So After Hanford Tunnel Collapse, Now What?
After Tuesday's apparent collapse of a railroad tunnel at the Purex Plant, officials now have to figure out what to do next.
Around 8:30am workers in the area noticed a depression that started out about 4 feet by 4 feet where the tunnels are present by the plant. The Purex plant removed uranium from fuel rods before being shut down in 1988. The railroad car tunnels formerly used to shuttle the rods in and out were then used until the 1990's to 'bury' contaminated rail cars and other items. According to sources, some of the cars were so radioactive that empty cars were placed between the waste cars to protect the locomotive engineers. The cars were full of radioactive waste and other by products from the plant and other areas.
The depression expanded to an area of at least 20 by 20 feet, and a picture released by DOE shows the depression and what could be a hole in the ground. There's 8 feet of soil between the tunnels and the surface. Tests showed small readings of radiation emitting from the depressed area. The breach occurred in one of two tunnels that are more than 100 feet long. The testing continues by workers at the site.
The concern is when a tunnel collapses, it often exposes the inside. Officials are concerned a breach or break in the soil from a collapse could expose these highly radioactive buried items to the surface and air.
So, now officials have to figure out how to fix the hole. Some say adding more soil and protectants could press down and cause more compromise. According to the Tri-City Herald, containing the waste in concrete and other stabilants is one method considered. DOE officials say removing the contaminated items for treatment and disposal is considered highly risky for the workers involved.

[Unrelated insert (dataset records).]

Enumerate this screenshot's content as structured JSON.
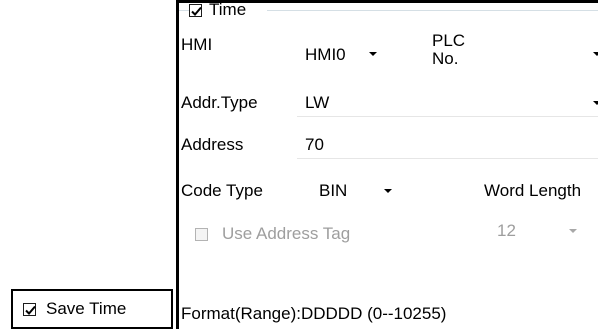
{
  "save_time": {
    "label": "Save Time",
    "checked": true
  },
  "time_group": {
    "title": "Time",
    "checked": true,
    "hmi_label": "HMI",
    "hmi_value": "HMI0",
    "plc_label_line1": "PLC",
    "plc_label_line2": "No.",
    "plc_value": "",
    "addr_type_label": "Addr.Type",
    "addr_type_value": "LW",
    "address_label": "Address",
    "address_value": "70",
    "code_type_label": "Code Type",
    "code_type_value": "BIN",
    "word_length_label": "Word Length",
    "word_length_value": "12",
    "use_address_tag_label": "Use Address Tag",
    "use_address_tag_checked": false,
    "format_text": "Format(Range):DDDDD (0--10255)"
  },
  "icons": [
    "checkbox-check-icon",
    "dropdown-arrow-icon"
  ]
}
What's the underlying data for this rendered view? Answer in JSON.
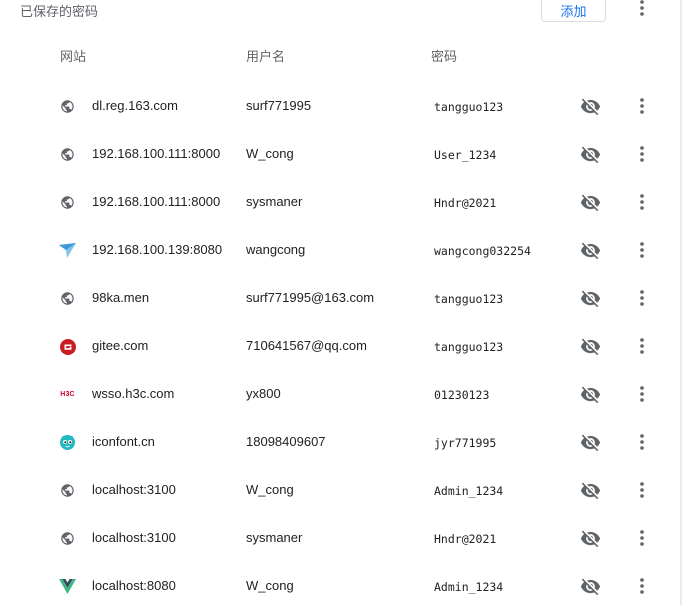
{
  "header": {
    "title": "已保存的密码",
    "add_label": "添加"
  },
  "columns": {
    "site": "网站",
    "username": "用户名",
    "password": "密码"
  },
  "rows": [
    {
      "site": "dl.reg.163.com",
      "username": "surf771995",
      "password": "tangguo123",
      "icon": "globe-icon"
    },
    {
      "site": "192.168.100.111:8000",
      "username": "W_cong",
      "password": "User_1234",
      "icon": "globe-icon"
    },
    {
      "site": "192.168.100.111:8000",
      "username": "sysmaner",
      "password": "Hndr@2021",
      "icon": "globe-icon"
    },
    {
      "site": "192.168.100.139:8080",
      "username": "wangcong",
      "password": "wangcong032254",
      "icon": "paper-plane-icon"
    },
    {
      "site": "98ka.men",
      "username": "surf771995@163.com",
      "password": "tangguo123",
      "icon": "globe-icon"
    },
    {
      "site": "gitee.com",
      "username": "710641567@qq.com",
      "password": "tangguo123",
      "icon": "gitee-logo-icon"
    },
    {
      "site": "wsso.h3c.com",
      "username": "yx800",
      "password": "01230123",
      "icon": "h3c-logo-icon"
    },
    {
      "site": "iconfont.cn",
      "username": "18098409607",
      "password": "jyr771995",
      "icon": "iconfont-logo-icon"
    },
    {
      "site": "localhost:3100",
      "username": "W_cong",
      "password": "Admin_1234",
      "icon": "globe-icon"
    },
    {
      "site": "localhost:3100",
      "username": "sysmaner",
      "password": "Hndr@2021",
      "icon": "globe-icon"
    },
    {
      "site": "localhost:8080",
      "username": "W_cong",
      "password": "Admin_1234",
      "icon": "vue-logo-icon"
    }
  ],
  "logo_text": {
    "h3c": "H3C"
  },
  "colors": {
    "accent": "#1a73e8",
    "icon_gray": "#5f6368",
    "gitee_red": "#c71d23",
    "h3c_red": "#d4002c",
    "iconfont_teal": "#1eb9c3",
    "vue_green": "#41b883",
    "vue_dark": "#35495e"
  }
}
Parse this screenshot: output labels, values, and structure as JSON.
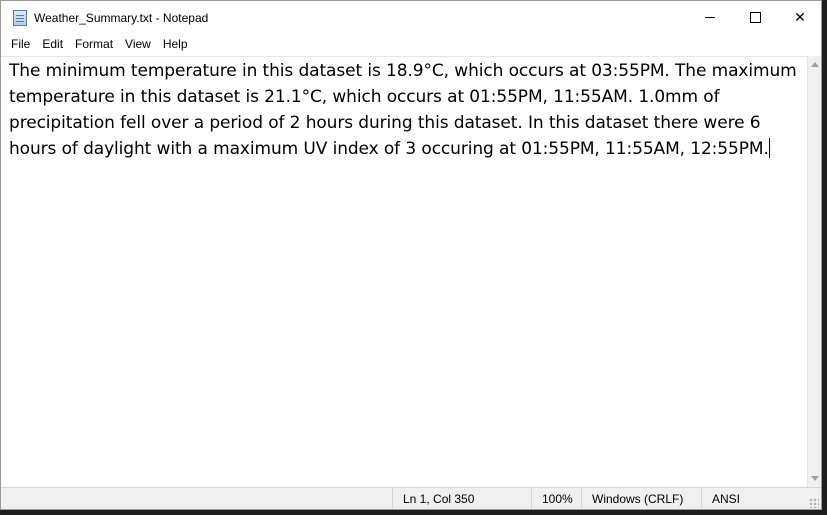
{
  "window": {
    "title": "Weather_Summary.txt - Notepad",
    "app_icon": "notepad-icon"
  },
  "window_controls": {
    "minimize_icon": "minimize-icon",
    "maximize_icon": "maximize-icon",
    "close_icon": "close-icon",
    "close_glyph": "✕"
  },
  "menu": {
    "items": [
      "File",
      "Edit",
      "Format",
      "View",
      "Help"
    ]
  },
  "editor": {
    "content": "The minimum temperature in this dataset is 18.9°C, which occurs at 03:55PM. The maximum temperature in this dataset is 21.1°C, which occurs at 01:55PM, 11:55AM. 1.0mm of precipitation fell over a period of 2 hours during this dataset. In this dataset there were 6 hours of daylight with a maximum UV index of 3 occuring at 01:55PM, 11:55AM, 12:55PM."
  },
  "statusbar": {
    "position": "Ln 1, Col 350",
    "zoom": "100%",
    "line_ending": "Windows (CRLF)",
    "encoding": "ANSI"
  }
}
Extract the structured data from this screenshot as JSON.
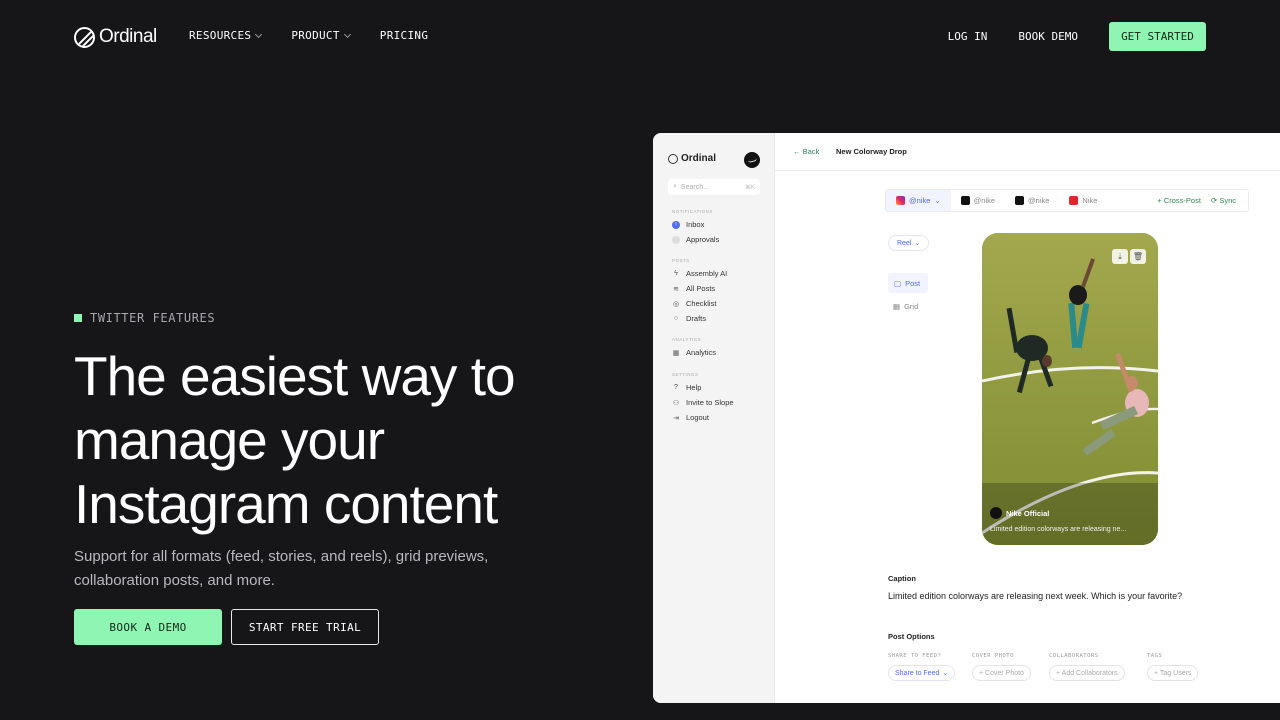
{
  "nav": {
    "logo": "Ordinal",
    "links": [
      {
        "label": "RESOURCES"
      },
      {
        "label": "PRODUCT"
      },
      {
        "label": "PRICING"
      }
    ],
    "login": "LOG IN",
    "book_demo": "BOOK DEMO",
    "get_started": "GET STARTED"
  },
  "hero": {
    "eyebrow": "TWITTER FEATURES",
    "headline": "The easiest way to manage your Instagram content",
    "subhead": "Support for all formats (feed, stories, and reels), grid previews, collaboration posts, and more.",
    "cta_primary": "BOOK A DEMO",
    "cta_secondary": "START FREE TRIAL"
  },
  "app": {
    "logo": "Ordinal",
    "search_placeholder": "Search...",
    "search_shortcut": "⌘K",
    "sections": {
      "notifications": "NOTIFICATIONS",
      "posts": "POSTS",
      "analytics": "ANALYTICS",
      "settings": "SETTINGS"
    },
    "items": {
      "inbox": "Inbox",
      "approvals": "Approvals",
      "assembly": "Assembly AI",
      "all_posts": "All Posts",
      "checklist": "Checklist",
      "drafts": "Drafts",
      "analytics": "Analytics",
      "help": "Help",
      "invite": "Invite to Slope",
      "logout": "Logout"
    },
    "back": "← Back",
    "title": "New Colorway Drop",
    "accounts": [
      "@nike",
      "@nike",
      "@nike",
      "Nike"
    ],
    "cross_post": "+ Cross-Post",
    "sync": "Sync",
    "format": "Reel",
    "view_post": "Post",
    "view_grid": "Grid",
    "phone_user": "Nike Official",
    "phone_caption": "Limited edition colorways are releasing ne...",
    "caption_label": "Caption",
    "caption_text": "Limited edition colorways are releasing next week. Which is your favorite?",
    "post_options_label": "Post Options",
    "options": {
      "share_label": "SHARE TO FEED?",
      "share_value": "Share to Feed",
      "cover_label": "COVER PHOTO",
      "cover_value": "+ Cover Photo",
      "collab_label": "COLLABORATORS",
      "collab_value": "+ Add Collaborators",
      "tags_label": "TAGS",
      "tags_value": "+ Tag Users"
    }
  },
  "colors": {
    "background": "#161517",
    "accent": "#8ef5b2",
    "link_blue": "#4f6bf0",
    "link_green": "#2f8a53"
  }
}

So basically, a tunnel used to store highly radioactive materials has been compromised, and officials will have to find a way to re-stabilize or deal with the issue. But again, so far, only small readings detected from the tunnel area.
Senator Ron Wyden of Oregon said this incident reinforces the fact that the temporary measures DOE has used to deal with waste such as this for years "have limited life spans," whether it's using the steel tanks for reactor and other waste, or the underground tunnels.